§ What you should do
Everything from the line containing "What's the underlying" through the final line of the entries below should be repeated exactly, and nothing else.
--- START ---
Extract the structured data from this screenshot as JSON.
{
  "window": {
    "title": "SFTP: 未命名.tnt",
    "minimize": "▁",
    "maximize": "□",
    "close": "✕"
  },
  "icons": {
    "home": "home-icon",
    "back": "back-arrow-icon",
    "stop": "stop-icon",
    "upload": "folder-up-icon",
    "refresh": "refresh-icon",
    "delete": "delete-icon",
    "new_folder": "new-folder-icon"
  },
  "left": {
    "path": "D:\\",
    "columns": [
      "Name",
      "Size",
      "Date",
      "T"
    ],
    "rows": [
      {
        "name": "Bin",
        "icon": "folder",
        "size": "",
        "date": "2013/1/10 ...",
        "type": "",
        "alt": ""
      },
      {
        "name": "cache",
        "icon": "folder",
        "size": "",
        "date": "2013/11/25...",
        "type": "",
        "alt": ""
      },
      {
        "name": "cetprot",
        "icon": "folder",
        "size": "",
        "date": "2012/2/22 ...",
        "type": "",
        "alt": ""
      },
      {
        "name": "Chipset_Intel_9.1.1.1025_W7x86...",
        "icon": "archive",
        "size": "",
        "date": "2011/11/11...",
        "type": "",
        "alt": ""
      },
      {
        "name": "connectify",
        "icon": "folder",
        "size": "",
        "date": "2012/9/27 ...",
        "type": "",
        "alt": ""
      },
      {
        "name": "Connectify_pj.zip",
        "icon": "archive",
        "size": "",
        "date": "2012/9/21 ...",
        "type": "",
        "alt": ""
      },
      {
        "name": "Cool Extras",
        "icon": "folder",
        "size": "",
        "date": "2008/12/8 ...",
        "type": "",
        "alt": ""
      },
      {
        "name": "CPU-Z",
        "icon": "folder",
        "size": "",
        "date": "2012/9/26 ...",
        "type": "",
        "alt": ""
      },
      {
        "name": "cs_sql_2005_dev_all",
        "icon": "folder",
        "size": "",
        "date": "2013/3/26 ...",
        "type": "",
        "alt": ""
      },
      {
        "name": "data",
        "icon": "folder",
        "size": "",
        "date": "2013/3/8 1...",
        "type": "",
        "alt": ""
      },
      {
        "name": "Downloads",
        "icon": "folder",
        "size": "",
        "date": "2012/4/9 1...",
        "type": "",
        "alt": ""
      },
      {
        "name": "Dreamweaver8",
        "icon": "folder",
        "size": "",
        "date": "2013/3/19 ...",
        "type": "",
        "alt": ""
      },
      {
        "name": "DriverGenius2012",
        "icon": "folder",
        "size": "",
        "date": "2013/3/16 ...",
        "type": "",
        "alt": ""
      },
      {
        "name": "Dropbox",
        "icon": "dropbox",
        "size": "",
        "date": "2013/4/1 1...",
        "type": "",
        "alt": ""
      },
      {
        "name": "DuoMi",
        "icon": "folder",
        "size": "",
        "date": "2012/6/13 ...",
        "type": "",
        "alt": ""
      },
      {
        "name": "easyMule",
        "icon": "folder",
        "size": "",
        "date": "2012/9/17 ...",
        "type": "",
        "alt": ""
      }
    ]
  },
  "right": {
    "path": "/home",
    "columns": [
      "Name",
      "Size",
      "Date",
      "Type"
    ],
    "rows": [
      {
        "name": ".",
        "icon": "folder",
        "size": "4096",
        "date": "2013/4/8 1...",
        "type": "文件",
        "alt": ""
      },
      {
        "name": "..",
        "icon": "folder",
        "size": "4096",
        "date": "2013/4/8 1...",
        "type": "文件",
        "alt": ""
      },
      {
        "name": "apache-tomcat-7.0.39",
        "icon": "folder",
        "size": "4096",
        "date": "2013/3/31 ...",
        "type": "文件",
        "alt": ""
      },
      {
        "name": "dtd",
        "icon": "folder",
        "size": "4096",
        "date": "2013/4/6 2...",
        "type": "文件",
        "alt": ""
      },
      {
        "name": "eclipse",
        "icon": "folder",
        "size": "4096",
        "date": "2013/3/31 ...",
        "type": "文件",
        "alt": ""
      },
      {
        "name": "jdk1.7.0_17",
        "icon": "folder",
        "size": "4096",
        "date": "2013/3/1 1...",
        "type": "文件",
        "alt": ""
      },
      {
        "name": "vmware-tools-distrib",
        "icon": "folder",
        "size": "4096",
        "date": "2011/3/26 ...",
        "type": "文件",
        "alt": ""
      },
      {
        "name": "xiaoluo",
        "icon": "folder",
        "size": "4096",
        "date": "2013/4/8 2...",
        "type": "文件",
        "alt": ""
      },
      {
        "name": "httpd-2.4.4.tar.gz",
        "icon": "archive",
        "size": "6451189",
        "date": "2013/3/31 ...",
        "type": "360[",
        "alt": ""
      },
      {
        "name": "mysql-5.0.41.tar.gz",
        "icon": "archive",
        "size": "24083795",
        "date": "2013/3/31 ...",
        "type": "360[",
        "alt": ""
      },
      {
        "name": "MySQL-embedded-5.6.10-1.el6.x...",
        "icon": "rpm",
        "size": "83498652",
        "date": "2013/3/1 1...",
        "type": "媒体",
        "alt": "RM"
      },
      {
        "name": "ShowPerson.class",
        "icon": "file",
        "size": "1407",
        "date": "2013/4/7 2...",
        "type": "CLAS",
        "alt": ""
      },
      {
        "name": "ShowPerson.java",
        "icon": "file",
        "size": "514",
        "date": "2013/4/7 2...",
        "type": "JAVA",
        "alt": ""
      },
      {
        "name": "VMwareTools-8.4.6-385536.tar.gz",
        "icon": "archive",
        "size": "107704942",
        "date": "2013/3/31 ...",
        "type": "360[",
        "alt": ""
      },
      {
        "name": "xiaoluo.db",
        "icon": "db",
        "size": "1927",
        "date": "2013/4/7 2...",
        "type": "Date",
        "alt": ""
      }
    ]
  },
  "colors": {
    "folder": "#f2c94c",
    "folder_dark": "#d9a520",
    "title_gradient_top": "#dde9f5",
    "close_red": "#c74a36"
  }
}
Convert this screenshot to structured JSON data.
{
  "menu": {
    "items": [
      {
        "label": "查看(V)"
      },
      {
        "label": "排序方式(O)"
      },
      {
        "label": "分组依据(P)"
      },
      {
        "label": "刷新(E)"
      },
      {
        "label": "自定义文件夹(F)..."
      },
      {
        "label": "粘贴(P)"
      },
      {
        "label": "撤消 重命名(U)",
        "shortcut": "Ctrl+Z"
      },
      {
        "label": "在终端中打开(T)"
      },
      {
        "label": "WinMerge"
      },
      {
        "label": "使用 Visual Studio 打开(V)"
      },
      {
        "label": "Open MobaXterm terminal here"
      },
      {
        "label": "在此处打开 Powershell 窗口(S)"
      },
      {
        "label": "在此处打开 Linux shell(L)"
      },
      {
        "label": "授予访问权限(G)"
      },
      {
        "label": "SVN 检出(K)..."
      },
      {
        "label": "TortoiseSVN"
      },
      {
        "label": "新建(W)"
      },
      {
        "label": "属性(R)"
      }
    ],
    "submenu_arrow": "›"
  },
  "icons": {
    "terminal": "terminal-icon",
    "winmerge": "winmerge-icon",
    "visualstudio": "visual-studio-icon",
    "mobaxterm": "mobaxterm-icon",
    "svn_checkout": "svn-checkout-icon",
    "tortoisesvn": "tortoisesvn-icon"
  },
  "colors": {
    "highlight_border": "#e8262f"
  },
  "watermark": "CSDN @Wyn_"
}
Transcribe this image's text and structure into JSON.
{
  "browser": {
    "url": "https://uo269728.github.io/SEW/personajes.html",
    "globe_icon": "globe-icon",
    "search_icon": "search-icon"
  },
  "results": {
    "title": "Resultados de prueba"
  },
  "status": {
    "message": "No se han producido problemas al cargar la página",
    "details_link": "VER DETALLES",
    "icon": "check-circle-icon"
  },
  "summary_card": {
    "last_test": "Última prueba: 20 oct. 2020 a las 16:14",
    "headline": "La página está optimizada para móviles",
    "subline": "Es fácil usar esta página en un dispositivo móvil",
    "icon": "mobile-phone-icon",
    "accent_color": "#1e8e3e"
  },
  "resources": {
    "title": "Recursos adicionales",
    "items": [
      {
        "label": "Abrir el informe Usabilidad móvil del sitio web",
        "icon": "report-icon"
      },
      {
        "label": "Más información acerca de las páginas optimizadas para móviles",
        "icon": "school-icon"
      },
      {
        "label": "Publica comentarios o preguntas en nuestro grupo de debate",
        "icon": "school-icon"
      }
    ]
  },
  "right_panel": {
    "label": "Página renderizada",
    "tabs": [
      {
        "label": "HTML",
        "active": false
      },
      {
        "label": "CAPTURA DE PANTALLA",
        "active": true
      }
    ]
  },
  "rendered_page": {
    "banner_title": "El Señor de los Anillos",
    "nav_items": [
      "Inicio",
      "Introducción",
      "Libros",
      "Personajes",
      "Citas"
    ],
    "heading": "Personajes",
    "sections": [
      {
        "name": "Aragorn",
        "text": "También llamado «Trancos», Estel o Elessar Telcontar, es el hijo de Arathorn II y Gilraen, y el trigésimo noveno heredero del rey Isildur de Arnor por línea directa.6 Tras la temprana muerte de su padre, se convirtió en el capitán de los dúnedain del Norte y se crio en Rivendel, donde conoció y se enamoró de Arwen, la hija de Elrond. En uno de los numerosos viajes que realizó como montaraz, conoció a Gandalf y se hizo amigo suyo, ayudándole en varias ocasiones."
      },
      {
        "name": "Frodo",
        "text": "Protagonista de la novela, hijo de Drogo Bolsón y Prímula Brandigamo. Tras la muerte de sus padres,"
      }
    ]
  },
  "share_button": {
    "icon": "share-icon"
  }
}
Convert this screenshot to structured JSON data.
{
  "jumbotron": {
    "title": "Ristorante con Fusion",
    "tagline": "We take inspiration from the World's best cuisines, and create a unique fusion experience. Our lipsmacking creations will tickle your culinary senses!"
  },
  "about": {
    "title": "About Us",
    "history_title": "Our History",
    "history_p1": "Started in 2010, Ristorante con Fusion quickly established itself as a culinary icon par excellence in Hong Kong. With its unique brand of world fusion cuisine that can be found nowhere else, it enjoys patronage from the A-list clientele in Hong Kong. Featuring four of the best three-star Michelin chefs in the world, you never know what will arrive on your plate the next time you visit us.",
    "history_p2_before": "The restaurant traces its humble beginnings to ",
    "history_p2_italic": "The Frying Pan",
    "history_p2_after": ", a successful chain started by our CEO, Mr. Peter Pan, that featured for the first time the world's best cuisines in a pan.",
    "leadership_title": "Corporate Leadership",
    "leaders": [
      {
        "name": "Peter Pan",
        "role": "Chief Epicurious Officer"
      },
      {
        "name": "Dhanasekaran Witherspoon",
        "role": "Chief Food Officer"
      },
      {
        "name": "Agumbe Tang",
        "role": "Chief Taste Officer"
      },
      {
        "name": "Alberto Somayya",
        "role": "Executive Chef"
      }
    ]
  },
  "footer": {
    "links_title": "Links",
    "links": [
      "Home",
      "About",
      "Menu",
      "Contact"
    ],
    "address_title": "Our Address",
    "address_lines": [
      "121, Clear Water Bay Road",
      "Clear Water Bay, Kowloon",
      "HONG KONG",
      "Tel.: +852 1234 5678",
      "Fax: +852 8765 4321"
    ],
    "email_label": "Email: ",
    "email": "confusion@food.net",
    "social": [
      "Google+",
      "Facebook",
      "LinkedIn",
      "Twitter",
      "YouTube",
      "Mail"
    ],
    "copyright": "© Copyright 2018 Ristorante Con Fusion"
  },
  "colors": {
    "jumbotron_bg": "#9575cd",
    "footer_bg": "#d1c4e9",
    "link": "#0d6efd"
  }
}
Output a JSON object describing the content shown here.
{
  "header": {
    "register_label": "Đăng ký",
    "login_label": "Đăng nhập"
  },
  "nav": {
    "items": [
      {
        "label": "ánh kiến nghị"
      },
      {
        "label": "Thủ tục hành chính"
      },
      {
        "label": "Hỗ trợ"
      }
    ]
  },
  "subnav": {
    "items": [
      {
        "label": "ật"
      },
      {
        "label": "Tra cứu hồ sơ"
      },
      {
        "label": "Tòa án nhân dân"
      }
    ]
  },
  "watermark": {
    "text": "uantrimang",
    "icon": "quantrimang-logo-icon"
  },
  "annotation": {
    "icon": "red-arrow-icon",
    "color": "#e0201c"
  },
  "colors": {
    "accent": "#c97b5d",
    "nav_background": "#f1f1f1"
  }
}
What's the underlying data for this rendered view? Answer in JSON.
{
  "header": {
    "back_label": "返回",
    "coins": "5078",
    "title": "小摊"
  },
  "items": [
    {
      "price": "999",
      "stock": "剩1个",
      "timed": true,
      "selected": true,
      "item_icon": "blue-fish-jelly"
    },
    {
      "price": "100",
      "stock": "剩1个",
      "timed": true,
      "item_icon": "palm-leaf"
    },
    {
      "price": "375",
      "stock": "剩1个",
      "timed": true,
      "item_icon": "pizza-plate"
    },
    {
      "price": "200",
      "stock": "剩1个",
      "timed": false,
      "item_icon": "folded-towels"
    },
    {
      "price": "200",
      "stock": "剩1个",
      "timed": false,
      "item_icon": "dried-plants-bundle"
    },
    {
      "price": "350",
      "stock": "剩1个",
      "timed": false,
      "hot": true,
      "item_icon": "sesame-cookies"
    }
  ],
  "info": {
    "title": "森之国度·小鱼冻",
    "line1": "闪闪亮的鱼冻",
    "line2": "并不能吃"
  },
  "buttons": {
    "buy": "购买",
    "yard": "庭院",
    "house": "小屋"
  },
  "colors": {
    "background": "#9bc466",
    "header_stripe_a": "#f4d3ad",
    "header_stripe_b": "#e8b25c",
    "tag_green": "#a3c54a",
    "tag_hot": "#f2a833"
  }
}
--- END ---
§ Solution to the problem
What's the underlying data for this rendered view? Answer in JSON.
{
  "header": {
    "back_label": "返回",
    "coins": "5078",
    "title": "小摊"
  },
  "items": [
    {
      "price": "999",
      "stock": "剩1个",
      "timed": true,
      "selected": true,
      "item_icon": "blue-fish-jelly"
    },
    {
      "price": "100",
      "stock": "剩1个",
      "timed": true,
      "item_icon": "palm-leaf"
    },
    {
      "price": "375",
      "stock": "剩1个",
      "timed": true,
      "item_icon": "pizza-plate"
    },
    {
      "price": "200",
      "stock": "剩1个",
      "timed": false,
      "item_icon": "folded-towels"
    },
    {
      "price": "200",
      "stock": "剩1个",
      "timed": false,
      "item_icon": "dried-plants-bundle"
    },
    {
      "price": "350",
      "stock": "剩1个",
      "timed": false,
      "hot": true,
      "item_icon": "sesame-cookies"
    }
  ],
  "info": {
    "title": "森之国度·小鱼冻",
    "line1": "闪闪亮的鱼冻",
    "line2": "并不能吃"
  },
  "buttons": {
    "buy": "购买",
    "yard": "庭院",
    "house": "小屋"
  },
  "colors": {
    "background": "#9bc466",
    "header_stripe_a": "#f4d3ad",
    "header_stripe_b": "#e8b25c",
    "tag_green": "#a3c54a",
    "tag_hot": "#f2a833"
  }
}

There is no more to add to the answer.